REQUIRED WORK:
Each line of the data holding "elapsed" should be found and copied.

*** Begin section ***

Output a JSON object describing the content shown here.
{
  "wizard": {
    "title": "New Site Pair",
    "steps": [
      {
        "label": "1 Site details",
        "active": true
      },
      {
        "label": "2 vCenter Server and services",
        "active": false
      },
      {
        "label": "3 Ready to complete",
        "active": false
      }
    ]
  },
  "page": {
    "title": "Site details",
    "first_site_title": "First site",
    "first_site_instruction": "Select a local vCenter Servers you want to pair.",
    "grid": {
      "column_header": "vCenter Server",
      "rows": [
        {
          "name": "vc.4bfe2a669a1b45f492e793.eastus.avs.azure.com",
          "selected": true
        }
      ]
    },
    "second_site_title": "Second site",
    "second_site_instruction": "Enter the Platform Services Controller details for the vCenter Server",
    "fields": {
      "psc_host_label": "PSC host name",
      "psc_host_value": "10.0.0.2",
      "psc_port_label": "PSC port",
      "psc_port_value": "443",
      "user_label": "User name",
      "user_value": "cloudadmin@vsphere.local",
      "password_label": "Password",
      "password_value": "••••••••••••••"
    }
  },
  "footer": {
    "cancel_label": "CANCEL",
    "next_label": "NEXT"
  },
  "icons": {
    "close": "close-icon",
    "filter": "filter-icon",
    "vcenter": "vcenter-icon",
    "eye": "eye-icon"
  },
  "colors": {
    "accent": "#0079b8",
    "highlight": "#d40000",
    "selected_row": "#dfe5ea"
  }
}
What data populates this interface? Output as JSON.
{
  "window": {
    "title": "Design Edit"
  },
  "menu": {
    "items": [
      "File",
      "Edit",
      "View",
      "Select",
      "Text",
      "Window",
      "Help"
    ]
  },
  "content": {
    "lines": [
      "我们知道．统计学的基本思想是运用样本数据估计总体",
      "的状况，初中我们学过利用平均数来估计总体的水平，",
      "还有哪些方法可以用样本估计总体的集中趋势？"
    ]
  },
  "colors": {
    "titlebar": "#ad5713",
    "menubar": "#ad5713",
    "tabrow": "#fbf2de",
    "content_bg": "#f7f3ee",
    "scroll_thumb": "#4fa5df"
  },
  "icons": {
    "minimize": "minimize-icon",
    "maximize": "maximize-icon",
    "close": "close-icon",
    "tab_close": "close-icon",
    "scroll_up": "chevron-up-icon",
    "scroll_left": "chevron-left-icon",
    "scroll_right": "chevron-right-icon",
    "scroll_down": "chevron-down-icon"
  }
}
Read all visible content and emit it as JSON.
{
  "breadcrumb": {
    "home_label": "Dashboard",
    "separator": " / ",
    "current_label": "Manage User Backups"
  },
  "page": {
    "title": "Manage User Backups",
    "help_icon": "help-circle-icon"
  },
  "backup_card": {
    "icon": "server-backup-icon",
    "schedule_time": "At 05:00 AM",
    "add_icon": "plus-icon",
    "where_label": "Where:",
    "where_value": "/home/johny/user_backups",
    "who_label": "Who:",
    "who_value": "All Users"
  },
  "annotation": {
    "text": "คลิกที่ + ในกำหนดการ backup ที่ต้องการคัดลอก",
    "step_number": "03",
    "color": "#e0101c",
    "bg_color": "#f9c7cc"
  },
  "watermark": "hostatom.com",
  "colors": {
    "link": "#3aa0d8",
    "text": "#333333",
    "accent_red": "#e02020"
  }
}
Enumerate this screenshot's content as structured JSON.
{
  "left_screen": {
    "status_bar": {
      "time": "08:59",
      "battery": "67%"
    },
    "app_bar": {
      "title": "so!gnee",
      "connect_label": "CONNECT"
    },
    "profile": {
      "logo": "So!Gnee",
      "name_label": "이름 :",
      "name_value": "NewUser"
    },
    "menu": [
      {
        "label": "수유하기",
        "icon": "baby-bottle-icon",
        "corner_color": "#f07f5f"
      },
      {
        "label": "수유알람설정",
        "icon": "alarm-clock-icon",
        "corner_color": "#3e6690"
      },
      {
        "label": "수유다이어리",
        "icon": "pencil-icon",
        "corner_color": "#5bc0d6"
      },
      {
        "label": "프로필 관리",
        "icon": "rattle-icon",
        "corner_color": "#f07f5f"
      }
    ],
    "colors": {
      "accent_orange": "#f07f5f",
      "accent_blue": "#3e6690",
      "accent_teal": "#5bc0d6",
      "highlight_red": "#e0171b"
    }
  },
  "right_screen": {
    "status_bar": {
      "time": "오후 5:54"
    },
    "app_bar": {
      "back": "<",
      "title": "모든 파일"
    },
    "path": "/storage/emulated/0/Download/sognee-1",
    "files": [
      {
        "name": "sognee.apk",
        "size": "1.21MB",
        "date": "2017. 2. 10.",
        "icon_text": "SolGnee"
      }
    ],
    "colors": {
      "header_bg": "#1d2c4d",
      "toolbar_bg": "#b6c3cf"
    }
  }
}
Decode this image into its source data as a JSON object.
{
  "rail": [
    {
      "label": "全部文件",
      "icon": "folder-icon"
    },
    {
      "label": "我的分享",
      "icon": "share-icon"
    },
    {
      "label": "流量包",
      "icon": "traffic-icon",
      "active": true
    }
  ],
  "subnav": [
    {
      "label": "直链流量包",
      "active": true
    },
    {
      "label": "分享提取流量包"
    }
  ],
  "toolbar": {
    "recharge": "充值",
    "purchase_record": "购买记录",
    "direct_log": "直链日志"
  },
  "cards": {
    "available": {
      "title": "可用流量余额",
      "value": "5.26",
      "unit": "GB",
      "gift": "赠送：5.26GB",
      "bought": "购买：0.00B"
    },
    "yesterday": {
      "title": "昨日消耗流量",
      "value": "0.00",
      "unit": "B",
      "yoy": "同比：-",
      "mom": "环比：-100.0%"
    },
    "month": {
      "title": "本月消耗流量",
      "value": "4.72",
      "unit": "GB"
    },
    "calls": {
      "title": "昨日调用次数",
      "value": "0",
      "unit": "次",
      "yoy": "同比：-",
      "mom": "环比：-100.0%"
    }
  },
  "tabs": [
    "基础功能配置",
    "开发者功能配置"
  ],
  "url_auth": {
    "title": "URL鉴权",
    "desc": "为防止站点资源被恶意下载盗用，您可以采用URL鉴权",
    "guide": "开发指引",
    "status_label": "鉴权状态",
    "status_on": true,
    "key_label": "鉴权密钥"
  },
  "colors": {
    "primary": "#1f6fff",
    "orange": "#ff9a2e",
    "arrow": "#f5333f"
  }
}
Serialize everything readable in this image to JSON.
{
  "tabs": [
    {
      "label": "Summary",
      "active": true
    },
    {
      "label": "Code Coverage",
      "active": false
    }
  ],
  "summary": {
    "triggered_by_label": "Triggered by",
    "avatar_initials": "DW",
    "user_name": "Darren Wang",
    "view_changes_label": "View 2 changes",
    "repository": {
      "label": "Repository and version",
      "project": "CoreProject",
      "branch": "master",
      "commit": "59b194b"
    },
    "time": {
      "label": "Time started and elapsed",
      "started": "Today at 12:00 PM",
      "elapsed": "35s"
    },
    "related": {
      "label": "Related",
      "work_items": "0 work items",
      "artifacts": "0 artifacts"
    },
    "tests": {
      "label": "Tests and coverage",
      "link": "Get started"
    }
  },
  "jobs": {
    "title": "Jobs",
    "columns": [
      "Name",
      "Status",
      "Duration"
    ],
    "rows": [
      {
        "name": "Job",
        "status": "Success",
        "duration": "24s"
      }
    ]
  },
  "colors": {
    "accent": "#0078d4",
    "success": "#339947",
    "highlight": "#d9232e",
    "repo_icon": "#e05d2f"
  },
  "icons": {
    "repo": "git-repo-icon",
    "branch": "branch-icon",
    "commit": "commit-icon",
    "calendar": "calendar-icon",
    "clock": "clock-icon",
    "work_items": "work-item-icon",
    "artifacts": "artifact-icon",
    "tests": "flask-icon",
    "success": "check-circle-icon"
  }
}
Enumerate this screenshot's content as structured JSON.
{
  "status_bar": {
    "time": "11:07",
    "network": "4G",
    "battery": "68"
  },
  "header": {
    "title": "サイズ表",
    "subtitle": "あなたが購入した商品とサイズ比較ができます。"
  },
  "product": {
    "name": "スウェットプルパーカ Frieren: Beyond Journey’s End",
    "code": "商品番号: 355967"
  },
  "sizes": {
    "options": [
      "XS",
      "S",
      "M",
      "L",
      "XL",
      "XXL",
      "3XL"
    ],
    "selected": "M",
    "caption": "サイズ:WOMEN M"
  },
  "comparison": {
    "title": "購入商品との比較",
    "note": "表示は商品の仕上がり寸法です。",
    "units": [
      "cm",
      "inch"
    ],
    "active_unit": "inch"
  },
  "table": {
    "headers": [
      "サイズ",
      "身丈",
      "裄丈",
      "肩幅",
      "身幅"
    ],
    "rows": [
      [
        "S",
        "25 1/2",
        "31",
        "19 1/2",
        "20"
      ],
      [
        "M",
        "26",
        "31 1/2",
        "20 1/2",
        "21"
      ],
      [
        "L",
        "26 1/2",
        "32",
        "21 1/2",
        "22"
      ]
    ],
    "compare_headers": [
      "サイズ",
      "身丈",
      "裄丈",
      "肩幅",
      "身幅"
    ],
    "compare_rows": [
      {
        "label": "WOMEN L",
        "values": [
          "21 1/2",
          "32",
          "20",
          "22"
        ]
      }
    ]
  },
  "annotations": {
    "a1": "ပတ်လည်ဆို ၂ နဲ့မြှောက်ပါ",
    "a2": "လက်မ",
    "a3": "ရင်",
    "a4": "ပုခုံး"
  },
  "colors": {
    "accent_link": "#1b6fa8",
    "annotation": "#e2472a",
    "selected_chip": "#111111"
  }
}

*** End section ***

RESPONSE:
      "label": "Time started and elapsed",
      "elapsed": "35s"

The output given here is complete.